The economy has to provide opportunities to do a better and stronger restoration, and regular inspection has to be done on the good sold here.” The unfortunate mess of the shops, which spread throughout the Bazaar widely for the last few years, must have caught their attention too that Kali continued her speech with complaints: “Specially those T-shirt shops! Only two years ago there were just carpet shops, but now you see a T-shirt shop between the two carpet shops and that spoils the whole view. In the end, these things !ike T-shirts can be sold somewhere else.” Her husband Ken agreed: “In the past, there was completeness with the carpets and antiques, but now you find T-shirts and cheap things which you can find outside, in other shops. This can kil! the tourists’ excitements.” By the way, Kali drew attention to an impoıtant issue, the European Union, which most of us hoped to happen, but perhaps could affect the future of the Bazaar in a negative way. “I think you shouldn’t !et the European Union enter here. Perhaps you are unaware but Turkey is so lucky because she has the freedom to eat and seli whatever she wants. For instance, you can not open up a kebab shop !ike the one we are sitting in right now, in Italy. Eveıything is limited with standards and those standards destı·oy the culture completely. People don’t know what will happen when the European Union comes, but that is why we love here. Because we feel ourselves more free here. Here, eveıything is more natural and we miss this so much in other places. When we are away from here, we literally get stomach aches!”

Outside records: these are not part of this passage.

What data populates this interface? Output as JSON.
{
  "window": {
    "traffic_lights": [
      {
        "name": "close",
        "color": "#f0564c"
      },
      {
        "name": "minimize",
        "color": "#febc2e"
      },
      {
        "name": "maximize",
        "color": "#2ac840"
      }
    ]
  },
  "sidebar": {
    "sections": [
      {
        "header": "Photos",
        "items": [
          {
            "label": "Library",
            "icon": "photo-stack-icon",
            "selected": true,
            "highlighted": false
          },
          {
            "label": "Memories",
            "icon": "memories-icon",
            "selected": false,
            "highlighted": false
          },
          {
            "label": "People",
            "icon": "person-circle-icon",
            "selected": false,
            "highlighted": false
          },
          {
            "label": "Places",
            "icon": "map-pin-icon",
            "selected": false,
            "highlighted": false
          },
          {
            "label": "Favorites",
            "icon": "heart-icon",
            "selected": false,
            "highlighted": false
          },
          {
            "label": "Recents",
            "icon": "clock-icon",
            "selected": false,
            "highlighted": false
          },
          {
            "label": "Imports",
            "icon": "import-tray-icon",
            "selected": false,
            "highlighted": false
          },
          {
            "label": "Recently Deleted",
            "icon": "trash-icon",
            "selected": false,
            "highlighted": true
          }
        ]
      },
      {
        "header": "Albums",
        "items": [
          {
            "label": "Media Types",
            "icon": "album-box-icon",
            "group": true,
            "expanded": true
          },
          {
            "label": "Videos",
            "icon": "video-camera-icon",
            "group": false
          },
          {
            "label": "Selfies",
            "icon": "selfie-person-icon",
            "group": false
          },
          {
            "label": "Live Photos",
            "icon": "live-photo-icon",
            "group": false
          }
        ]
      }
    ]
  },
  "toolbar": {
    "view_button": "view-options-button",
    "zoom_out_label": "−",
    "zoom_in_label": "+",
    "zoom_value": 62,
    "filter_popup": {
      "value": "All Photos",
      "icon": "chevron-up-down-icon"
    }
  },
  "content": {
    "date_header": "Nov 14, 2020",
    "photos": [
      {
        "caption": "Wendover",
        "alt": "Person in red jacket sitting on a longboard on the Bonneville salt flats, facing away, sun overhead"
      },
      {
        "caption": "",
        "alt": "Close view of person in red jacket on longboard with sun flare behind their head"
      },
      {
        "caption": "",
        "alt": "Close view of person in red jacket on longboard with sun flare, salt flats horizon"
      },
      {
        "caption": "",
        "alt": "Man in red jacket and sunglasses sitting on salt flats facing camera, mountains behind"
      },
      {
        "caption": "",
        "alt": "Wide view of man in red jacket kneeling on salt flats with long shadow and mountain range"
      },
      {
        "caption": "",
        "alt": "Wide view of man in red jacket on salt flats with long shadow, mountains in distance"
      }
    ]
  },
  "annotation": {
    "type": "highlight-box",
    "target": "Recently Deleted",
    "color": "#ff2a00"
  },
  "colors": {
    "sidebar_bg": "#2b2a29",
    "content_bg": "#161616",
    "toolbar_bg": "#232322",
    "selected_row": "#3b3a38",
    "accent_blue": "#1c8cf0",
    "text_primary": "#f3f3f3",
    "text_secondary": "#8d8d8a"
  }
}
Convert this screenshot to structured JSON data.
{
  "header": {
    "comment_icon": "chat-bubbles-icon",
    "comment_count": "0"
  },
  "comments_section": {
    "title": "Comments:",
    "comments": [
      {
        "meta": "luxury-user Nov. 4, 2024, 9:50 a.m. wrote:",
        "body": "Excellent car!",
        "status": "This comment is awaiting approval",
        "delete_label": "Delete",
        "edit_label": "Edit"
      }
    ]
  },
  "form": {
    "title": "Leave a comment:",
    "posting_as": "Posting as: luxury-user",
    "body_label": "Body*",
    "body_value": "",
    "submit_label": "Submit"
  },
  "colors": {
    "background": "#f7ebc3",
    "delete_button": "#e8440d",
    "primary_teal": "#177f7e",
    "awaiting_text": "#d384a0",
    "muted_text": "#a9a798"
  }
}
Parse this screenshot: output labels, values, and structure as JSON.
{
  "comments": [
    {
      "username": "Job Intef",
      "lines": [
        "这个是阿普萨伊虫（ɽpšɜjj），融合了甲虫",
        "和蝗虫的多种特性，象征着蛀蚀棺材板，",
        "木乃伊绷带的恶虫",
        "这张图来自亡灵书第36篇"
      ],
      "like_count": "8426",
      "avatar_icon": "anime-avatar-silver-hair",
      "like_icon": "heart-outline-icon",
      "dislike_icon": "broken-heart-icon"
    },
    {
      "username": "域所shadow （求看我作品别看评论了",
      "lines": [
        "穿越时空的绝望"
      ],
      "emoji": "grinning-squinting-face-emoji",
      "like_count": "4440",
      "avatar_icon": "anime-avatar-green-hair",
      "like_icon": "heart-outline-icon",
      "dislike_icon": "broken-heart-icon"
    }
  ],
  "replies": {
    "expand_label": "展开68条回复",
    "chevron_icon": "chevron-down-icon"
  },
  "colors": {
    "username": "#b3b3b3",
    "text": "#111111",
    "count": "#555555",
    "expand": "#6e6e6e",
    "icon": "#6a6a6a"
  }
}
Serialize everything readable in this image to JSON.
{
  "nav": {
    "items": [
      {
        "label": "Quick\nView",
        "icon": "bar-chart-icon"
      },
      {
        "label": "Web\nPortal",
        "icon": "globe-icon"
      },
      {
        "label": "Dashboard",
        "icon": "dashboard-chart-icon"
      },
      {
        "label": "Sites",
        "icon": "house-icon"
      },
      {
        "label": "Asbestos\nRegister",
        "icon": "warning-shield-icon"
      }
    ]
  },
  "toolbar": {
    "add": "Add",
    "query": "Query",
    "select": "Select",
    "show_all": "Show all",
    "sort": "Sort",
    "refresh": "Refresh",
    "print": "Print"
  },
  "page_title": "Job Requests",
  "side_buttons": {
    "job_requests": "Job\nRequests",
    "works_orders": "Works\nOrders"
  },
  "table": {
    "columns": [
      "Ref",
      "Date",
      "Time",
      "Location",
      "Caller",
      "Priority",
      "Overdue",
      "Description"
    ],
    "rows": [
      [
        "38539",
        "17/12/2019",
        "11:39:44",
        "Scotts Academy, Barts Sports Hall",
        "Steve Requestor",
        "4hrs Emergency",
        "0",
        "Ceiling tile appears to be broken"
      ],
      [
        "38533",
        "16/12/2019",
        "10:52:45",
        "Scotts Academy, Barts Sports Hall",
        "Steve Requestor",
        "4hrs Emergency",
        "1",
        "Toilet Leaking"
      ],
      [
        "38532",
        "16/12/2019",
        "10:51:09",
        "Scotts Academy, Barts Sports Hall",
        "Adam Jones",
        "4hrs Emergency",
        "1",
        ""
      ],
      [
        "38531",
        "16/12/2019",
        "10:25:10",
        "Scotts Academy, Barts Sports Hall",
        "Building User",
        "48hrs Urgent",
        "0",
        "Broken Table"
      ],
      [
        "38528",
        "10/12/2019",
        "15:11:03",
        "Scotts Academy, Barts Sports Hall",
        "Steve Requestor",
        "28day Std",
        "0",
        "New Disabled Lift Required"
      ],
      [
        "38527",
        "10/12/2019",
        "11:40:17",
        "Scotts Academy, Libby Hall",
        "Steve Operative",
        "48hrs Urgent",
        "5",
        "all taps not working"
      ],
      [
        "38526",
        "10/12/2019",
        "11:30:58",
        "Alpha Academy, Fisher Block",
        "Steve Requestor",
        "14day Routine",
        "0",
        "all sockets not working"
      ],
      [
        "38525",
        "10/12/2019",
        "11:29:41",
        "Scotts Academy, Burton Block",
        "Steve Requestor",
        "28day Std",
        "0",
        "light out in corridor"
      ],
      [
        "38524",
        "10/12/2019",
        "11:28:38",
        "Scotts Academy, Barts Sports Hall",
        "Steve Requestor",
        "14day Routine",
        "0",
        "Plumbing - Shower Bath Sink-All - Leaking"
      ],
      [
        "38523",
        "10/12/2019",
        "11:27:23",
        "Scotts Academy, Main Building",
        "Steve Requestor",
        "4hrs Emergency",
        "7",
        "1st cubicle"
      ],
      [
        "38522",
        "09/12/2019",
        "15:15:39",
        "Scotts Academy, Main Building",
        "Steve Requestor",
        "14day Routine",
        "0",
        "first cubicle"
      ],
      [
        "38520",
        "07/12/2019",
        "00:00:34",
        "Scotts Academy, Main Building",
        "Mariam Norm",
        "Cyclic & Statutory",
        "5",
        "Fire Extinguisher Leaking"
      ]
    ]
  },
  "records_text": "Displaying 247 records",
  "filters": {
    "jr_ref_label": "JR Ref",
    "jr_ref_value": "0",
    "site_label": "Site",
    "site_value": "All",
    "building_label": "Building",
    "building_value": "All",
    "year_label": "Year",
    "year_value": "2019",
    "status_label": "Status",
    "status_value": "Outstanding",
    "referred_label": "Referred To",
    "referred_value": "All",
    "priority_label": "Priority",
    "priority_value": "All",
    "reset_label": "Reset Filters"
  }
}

Our conversation was intermpted by laughs; as we kept on eating, Ken talked about his wife’s new project: “Kali is currently writing a cook book and most of the dishes are Turkish foods. Before, she didn’t !ike to cook but this has changed after we came to Turkey.” While we were laughing at her husband’s words, we continued to eat our meals with pleasure. Lastly, just !ike other foreigners we met, they couldn’t do without eritkizing some sellers’ aggressive attitudes. But afteıwards, regretting their criticism, they immediately added that they loved the place very much: “Actually there are such open and nice people here. You can get in a shop, sit for hours and chat only; for us this is something amazing.”
Ken ve Kali Marquardt